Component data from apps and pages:
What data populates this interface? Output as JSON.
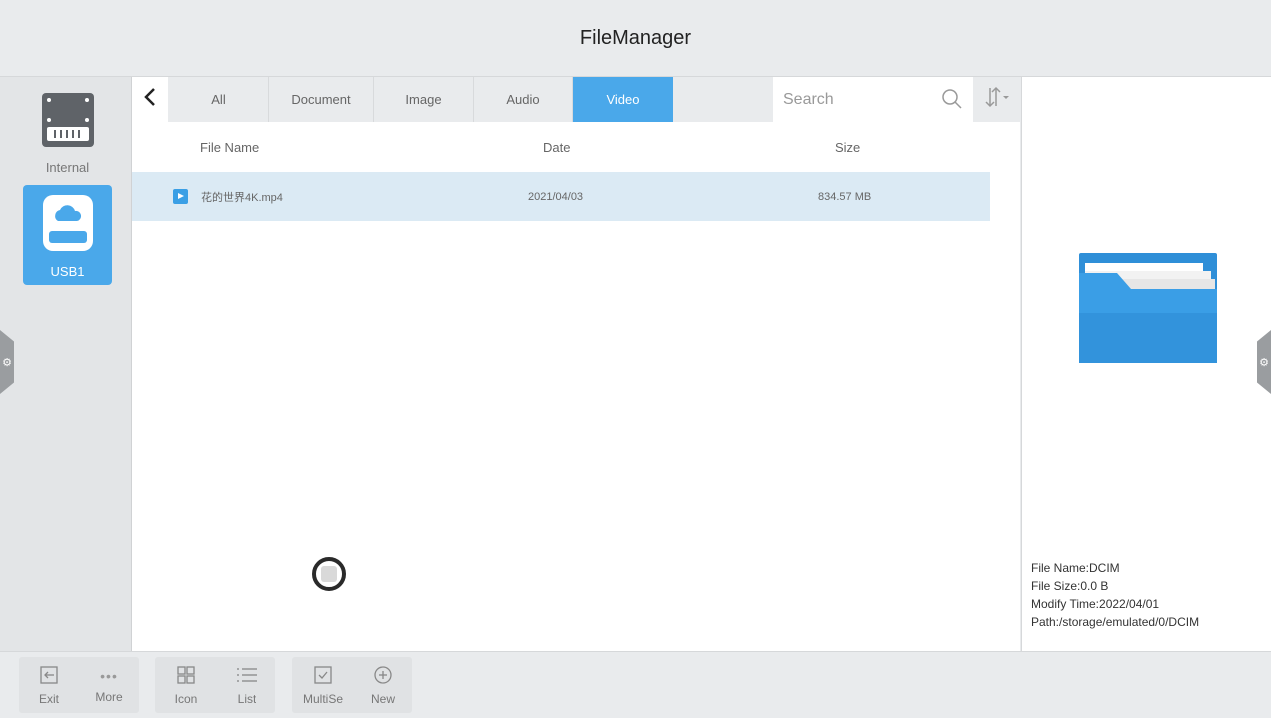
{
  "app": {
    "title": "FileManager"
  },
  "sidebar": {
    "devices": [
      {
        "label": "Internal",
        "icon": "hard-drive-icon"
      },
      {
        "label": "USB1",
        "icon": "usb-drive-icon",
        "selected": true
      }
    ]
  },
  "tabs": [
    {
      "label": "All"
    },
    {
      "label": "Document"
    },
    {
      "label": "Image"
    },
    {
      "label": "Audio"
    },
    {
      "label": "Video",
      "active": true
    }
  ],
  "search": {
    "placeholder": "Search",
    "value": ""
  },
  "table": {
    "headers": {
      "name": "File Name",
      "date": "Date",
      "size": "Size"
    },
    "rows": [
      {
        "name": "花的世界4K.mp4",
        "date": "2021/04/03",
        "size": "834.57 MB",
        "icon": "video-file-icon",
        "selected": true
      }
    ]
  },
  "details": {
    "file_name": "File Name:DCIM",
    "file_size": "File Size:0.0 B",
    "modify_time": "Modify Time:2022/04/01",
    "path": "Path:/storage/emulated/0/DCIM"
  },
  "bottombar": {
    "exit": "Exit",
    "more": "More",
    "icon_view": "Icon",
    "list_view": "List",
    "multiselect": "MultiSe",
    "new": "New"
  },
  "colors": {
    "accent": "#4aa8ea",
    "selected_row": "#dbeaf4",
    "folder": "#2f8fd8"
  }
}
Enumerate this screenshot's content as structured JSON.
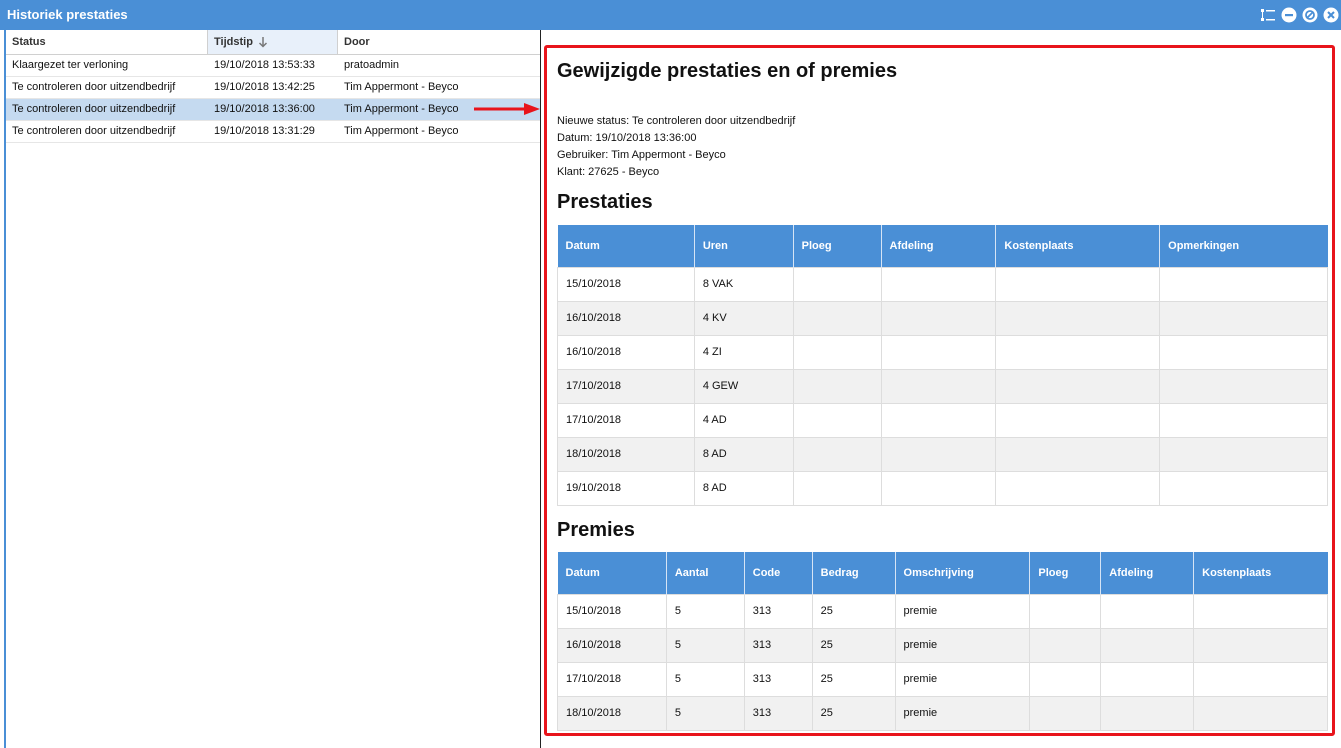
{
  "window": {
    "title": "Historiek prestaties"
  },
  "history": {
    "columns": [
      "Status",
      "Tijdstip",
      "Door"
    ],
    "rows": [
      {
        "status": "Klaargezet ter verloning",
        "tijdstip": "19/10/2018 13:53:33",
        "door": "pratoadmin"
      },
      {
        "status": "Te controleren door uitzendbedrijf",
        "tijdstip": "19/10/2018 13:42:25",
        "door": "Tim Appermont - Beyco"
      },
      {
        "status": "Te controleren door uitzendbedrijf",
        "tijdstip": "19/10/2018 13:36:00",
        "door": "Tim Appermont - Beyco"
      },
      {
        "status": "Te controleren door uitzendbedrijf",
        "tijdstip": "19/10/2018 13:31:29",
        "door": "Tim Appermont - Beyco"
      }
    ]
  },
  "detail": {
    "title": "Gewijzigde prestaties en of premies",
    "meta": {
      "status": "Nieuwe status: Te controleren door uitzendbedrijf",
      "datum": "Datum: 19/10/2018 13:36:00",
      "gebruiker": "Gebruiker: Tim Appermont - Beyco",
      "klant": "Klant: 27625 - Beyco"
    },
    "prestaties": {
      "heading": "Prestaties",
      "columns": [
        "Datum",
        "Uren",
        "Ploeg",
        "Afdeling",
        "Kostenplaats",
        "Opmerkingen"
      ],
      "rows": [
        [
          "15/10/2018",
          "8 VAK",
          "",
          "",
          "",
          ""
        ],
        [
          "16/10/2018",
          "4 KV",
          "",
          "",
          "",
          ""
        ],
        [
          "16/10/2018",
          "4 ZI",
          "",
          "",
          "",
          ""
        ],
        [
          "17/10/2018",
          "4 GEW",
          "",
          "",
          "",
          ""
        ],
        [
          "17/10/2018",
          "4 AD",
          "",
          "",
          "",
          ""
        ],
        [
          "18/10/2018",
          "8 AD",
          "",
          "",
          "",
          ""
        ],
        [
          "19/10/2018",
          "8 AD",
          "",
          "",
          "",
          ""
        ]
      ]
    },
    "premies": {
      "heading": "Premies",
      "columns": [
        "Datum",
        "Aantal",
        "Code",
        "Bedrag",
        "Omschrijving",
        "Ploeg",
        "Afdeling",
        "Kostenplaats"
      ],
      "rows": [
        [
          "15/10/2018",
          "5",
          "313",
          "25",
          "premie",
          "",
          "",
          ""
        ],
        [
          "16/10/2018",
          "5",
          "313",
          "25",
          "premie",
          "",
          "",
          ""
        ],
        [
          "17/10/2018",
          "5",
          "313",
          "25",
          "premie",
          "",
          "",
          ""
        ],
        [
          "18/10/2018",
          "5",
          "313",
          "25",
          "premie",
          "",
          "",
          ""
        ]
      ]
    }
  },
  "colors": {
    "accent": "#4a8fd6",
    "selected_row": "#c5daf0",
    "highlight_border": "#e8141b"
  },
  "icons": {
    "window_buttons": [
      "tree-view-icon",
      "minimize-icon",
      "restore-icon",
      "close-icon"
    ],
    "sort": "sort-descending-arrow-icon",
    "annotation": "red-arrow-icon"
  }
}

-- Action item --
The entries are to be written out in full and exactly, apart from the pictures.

-- Solved problem --
What data populates this interface? Output as JSON.
{
  "app": {
    "title": "FileManager"
  },
  "sidebar": {
    "devices": [
      {
        "label": "Internal",
        "icon": "hard-drive-icon"
      },
      {
        "label": "USB1",
        "icon": "usb-drive-icon",
        "selected": true
      }
    ]
  },
  "tabs": [
    {
      "label": "All"
    },
    {
      "label": "Document"
    },
    {
      "label": "Image"
    },
    {
      "label": "Audio"
    },
    {
      "label": "Video",
      "active": true
    }
  ],
  "search": {
    "placeholder": "Search",
    "value": ""
  },
  "table": {
    "headers": {
      "name": "File Name",
      "date": "Date",
      "size": "Size"
    },
    "rows": [
      {
        "name": "花的世界4K.mp4",
        "date": "2021/04/03",
        "size": "834.57 MB",
        "icon": "video-file-icon",
        "selected": true
      }
    ]
  },
  "details": {
    "file_name": "File Name:DCIM",
    "file_size": "File Size:0.0 B",
    "modify_time": "Modify Time:2022/04/01",
    "path": "Path:/storage/emulated/0/DCIM"
  },
  "bottombar": {
    "exit": "Exit",
    "more": "More",
    "icon_view": "Icon",
    "list_view": "List",
    "multiselect": "MultiSe",
    "new": "New"
  },
  "colors": {
    "accent": "#4aa8ea",
    "selected_row": "#dbeaf4",
    "folder": "#2f8fd8"
  }
}
Enumerate this screenshot's content as structured JSON.
{
  "window": {
    "title": "Historiek prestaties"
  },
  "history": {
    "columns": [
      "Status",
      "Tijdstip",
      "Door"
    ],
    "rows": [
      {
        "status": "Klaargezet ter verloning",
        "tijdstip": "19/10/2018 13:53:33",
        "door": "pratoadmin"
      },
      {
        "status": "Te controleren door uitzendbedrijf",
        "tijdstip": "19/10/2018 13:42:25",
        "door": "Tim Appermont - Beyco"
      },
      {
        "status": "Te controleren door uitzendbedrijf",
        "tijdstip": "19/10/2018 13:36:00",
        "door": "Tim Appermont - Beyco"
      },
      {
        "status": "Te controleren door uitzendbedrijf",
        "tijdstip": "19/10/2018 13:31:29",
        "door": "Tim Appermont - Beyco"
      }
    ]
  },
  "detail": {
    "title": "Gewijzigde prestaties en of premies",
    "meta": {
      "status": "Nieuwe status: Te controleren door uitzendbedrijf",
      "datum": "Datum: 19/10/2018 13:36:00",
      "gebruiker": "Gebruiker: Tim Appermont - Beyco",
      "klant": "Klant: 27625 - Beyco"
    },
    "prestaties": {
      "heading": "Prestaties",
      "columns": [
        "Datum",
        "Uren",
        "Ploeg",
        "Afdeling",
        "Kostenplaats",
        "Opmerkingen"
      ],
      "rows": [
        [
          "15/10/2018",
          "8 VAK",
          "",
          "",
          "",
          ""
        ],
        [
          "16/10/2018",
          "4 KV",
          "",
          "",
          "",
          ""
        ],
        [
          "16/10/2018",
          "4 ZI",
          "",
          "",
          "",
          ""
        ],
        [
          "17/10/2018",
          "4 GEW",
          "",
          "",
          "",
          ""
        ],
        [
          "17/10/2018",
          "4 AD",
          "",
          "",
          "",
          ""
        ],
        [
          "18/10/2018",
          "8 AD",
          "",
          "",
          "",
          ""
        ],
        [
          "19/10/2018",
          "8 AD",
          "",
          "",
          "",
          ""
        ]
      ]
    },
    "premies": {
      "heading": "Premies",
      "columns": [
        "Datum",
        "Aantal",
        "Code",
        "Bedrag",
        "Omschrijving",
        "Ploeg",
        "Afdeling",
        "Kostenplaats"
      ],
      "rows": [
        [
          "15/10/2018",
          "5",
          "313",
          "25",
          "premie",
          "",
          "",
          ""
        ],
        [
          "16/10/2018",
          "5",
          "313",
          "25",
          "premie",
          "",
          "",
          ""
        ],
        [
          "17/10/2018",
          "5",
          "313",
          "25",
          "premie",
          "",
          "",
          ""
        ],
        [
          "18/10/2018",
          "5",
          "313",
          "25",
          "premie",
          "",
          "",
          ""
        ]
      ]
    }
  },
  "colors": {
    "accent": "#4a8fd6",
    "selected_row": "#c5daf0",
    "highlight_border": "#e8141b"
  },
  "icons": {
    "window_buttons": [
      "tree-view-icon",
      "minimize-icon",
      "restore-icon",
      "close-icon"
    ],
    "sort": "sort-descending-arrow-icon",
    "annotation": "red-arrow-icon"
  }
}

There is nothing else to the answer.